Prized Possessions at Petworth House

The Duet, Gabriel Metsu

Petworth House and Park will celebrate Dutch art and design when it hosts the final stage of the major National Trust exhibition, Prized Possessions - Dutch paintings from National Trust Houses, 26 January to 24 March 2019.

Prized Possessions - Dutch Paintings from National Trust Houses

26 January - 24 March

Click here to book your tickets or call 0344 249 1895

'Prized Possessions' brings together Dutch 17th-century paintings by some of the finest masters of the 'Golden Age' from National Trust collections around the country and examines how and why this style of art was desired, commissioned and displayed in Britain.

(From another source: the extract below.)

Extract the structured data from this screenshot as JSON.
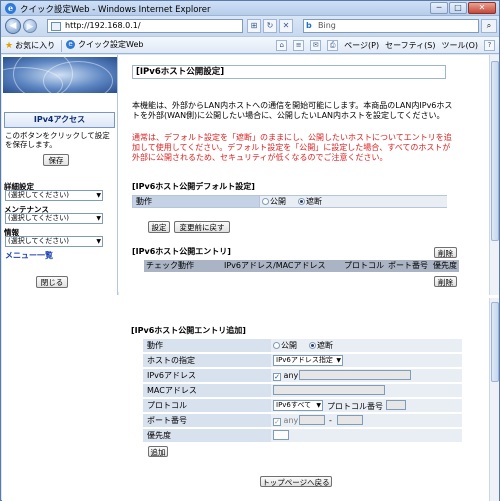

At Petworth House, the exhibition can be seen for the first time in a country house context, having previously been exhibited in galleries at the Holburne Museum in Bath and The Mauritshuis in The Hague.

The exhibition includes nearly two dozen works from Trust houses around the country by celebrated artists such as Rembrandt van Rijn, Peter Lely, Gabriel Metsu, and Cornelis de Heem.

Rembrandt van Rijn

Of particular interest is this intriguing self-portrait, painted c.1635 and shows Rembrandt at a period in his life when we was successful and rich - he had recently married and moved from his native Leiden to Amsterdam, where he had been made a burgess of the city, and where he was taking on pupils and studio assistants to learn his painting techniques. The portrait shows a confident man, aware of his importance and his skills as an artist.

A highlight of the Prized Possessions exhibition is this self-portrait by Rembrandt
Self-Portrait Wearing A White Feathered Bonnet, Rembrandt van Rijn
A highlight of the Prized Possessions exhibition is this self-portrait by Rembrandt

Every self-portrait by this great painter is important, and this particular work exemplifies his evolving painting style in the 1630s, when he experimented with how to paint different surfaces and materials (such as the curls of hair, described by scratching into wet paint with the wrong end of a paint brush). This self-portrait has only recently been reattributed as being by Rembrandt himself. As such it adds another picture to the known body of work painted by this celebrated and much-loved artist.

Aspects unique to Petworth

With Petworth House as a venue, the exhibition invites you to discover more about the influence of King William III and Queen Mary II on the Dutch-inspired design choices that were made for the property in the 1680s by the Duke and Duchess of Somerset at a seminal moment in the house's history.

Carved Room at Petworth House

Petworth was partly remodelled by the French architect Daniel Marot, who had worked extensively for the Dutch court. Decoration at Petworth includes the spectacular wood carvings of fruit, flowers, trophies and game by Anglo-Dutch master carver Grinling Gibbons, who had worked for William and Mary at Kensington Palace and Hampton Court. Prized Possessions at Petworth House gives you the opportunity to view these Dutch masterpieces in the state rooms of Petworth House where Dutch influences of the Golden Age exist within the very fabric of the building.

Unique to Petworth, the exhibition includes Dutch paintings on loan from the private collection of Lord Egremont that have never been displayed publicly at Petworth House before.

Alongside this, visitors to the exhibition can also see additional Dutch works on display permanently in the state rooms of Petworth House including 'The Three Younger Children of Charles I', 1647 by Sir Peter Lely (1618-1680), commissioned by Algernon Percy, the 10th Earl of Northumberland, after the King's children were put in to his custody by Parliament during the English Civil War.

Commissioned by the 10th Earl of Northumberland for Charles I while the Earl acted as steward for the King's children, the painting then returned to the Earl as a gift from Parliament following the King's execution
The Three Younger Children of Charles I by Peter Lely
Commissioned by the 10th Earl of Northumberland for Charles I while the Earl acted as steward for the King's children, the painting then returned to the Earl as a gift from Parliament following the King's execution

Grinling Gibbons: The Painter in Wood

There is also a unique opportunity to see a display of specially commissioned photographs of Grinling Gibbons' carvings by Peter Thuring, situated in the same room as the original carvings.

A limewood carving of musical instruments by Grinling Gibbons

Photographed in black and white, using a specially constructed lighting rig, the images will artificially replicate how these exquisite carvings would have been viewed in sunlight when originally carved and installed in 1692.